The service was working within the legal requirements of the Mental Capacity Act (MCA) 2005 and staff displayed a good understanding in this area.

Appropriate systems were in place to ensure people received good nutrition and hydration and that specific diets were catered for such as for those people with diabetes.

The feedback we received was that staff were kind and caring towards people.

Each person who used the service had an appropriate care plan in place which provided person centred information about how they liked their care to be delivered.

There was a complaints policy in place and we saw any complaints had been responded to appropriately.

Each person who used the service had their own care plan in place which provided detailed information about the care and support they required from staff.

We received positive feedback about management and leadership.
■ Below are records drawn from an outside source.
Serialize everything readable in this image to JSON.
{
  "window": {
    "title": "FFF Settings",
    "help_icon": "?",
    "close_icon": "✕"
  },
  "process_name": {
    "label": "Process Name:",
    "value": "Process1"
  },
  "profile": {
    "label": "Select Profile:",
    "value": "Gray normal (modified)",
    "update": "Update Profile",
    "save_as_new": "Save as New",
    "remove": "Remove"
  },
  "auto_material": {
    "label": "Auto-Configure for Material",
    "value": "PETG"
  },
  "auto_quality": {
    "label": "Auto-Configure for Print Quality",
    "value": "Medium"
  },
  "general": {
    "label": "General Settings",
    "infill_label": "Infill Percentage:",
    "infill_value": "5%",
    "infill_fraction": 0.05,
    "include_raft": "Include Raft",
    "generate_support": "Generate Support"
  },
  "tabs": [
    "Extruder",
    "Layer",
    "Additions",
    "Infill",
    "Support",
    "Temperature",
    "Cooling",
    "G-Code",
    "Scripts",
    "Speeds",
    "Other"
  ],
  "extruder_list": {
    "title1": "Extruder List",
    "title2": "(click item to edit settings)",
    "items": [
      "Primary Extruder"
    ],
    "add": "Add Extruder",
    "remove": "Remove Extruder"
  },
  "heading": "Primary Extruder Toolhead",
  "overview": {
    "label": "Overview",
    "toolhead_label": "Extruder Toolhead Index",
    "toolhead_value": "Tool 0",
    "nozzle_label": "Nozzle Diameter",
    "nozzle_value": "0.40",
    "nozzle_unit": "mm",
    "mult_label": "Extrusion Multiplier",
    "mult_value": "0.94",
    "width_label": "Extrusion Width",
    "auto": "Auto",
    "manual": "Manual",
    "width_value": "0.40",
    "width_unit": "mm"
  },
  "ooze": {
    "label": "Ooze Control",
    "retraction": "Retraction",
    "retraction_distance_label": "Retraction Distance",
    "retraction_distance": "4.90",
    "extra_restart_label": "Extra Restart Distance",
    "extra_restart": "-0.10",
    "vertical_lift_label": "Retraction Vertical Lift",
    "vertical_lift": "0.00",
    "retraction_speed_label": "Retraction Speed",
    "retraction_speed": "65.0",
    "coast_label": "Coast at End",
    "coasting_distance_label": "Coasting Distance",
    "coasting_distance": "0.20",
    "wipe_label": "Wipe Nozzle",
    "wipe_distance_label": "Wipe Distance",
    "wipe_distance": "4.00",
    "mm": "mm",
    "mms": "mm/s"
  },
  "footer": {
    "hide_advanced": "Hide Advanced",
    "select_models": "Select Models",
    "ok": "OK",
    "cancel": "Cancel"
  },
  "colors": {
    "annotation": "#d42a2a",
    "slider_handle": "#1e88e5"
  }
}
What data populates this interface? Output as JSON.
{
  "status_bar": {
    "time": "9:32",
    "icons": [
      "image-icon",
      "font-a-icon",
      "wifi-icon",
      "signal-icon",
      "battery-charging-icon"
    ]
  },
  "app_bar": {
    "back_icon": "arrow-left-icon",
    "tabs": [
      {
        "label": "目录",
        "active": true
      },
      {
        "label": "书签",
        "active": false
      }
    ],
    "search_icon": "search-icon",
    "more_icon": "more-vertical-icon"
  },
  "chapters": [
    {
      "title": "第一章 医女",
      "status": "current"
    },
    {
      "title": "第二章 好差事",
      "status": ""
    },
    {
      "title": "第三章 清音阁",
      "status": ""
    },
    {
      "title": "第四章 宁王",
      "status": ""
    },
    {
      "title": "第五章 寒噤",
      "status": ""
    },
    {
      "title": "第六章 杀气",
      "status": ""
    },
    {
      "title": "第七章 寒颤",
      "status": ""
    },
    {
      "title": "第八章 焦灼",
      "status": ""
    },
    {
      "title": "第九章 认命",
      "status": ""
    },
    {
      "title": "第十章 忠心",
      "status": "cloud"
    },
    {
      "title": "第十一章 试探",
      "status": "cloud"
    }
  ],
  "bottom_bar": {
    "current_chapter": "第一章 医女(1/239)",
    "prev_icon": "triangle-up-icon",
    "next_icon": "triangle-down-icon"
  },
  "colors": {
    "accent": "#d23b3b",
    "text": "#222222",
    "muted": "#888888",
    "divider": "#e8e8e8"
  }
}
Systems and processes were in place to monitor the quality of service being delivered.

A range of policies and procedures were in place to ensure appropriate guidance could be sought when needed.

Inspection areas

Safe

Good

Updated 6 September 2018

The service was safe.

People we spoke with told us they felt safe using the service, as did a relative we talked to.

Appropriate systems were in place to ensure the safe management of medicines.

There were robust recruitment procedures in place and required checks were undertaken before staff began to work for the service.

Effective

Good

Updated 6 September 2018

The service was effective.

Staff received the necessary induction, training, supervision and appraisal to support them in their role.

The service was working within the legal requirements of the Mental Capacity Act (2005) (MCA).

People had been given the opportunity to provide consent to the care and support they received.

Caring

Good

Updated 6 September 2018

The service was caring.

We received positive comments about the care being provided.

People who used the service and relatives said staff were kind and caring.

People felt treated with dignity and respect.

Responsive

Good

Updated 6 September 2018

The service was responsive.

A complaints policy and procedure was in place.

Care plans provided person centred information about people who used the service.

There were systems in place to seek and respond to feedback about people’s views of the service.

Well-led

Good

Updated 6 September 2018

The service was well-led.

The staff we spoke with told us they enjoyed working at the service and were supported to undertake their role by management.

The service had systems in place to monitor the quality of service delivery and had appropriate auditing systems and processes.

Team meetings were held so that staff could talk about their work and raise concerns as needed.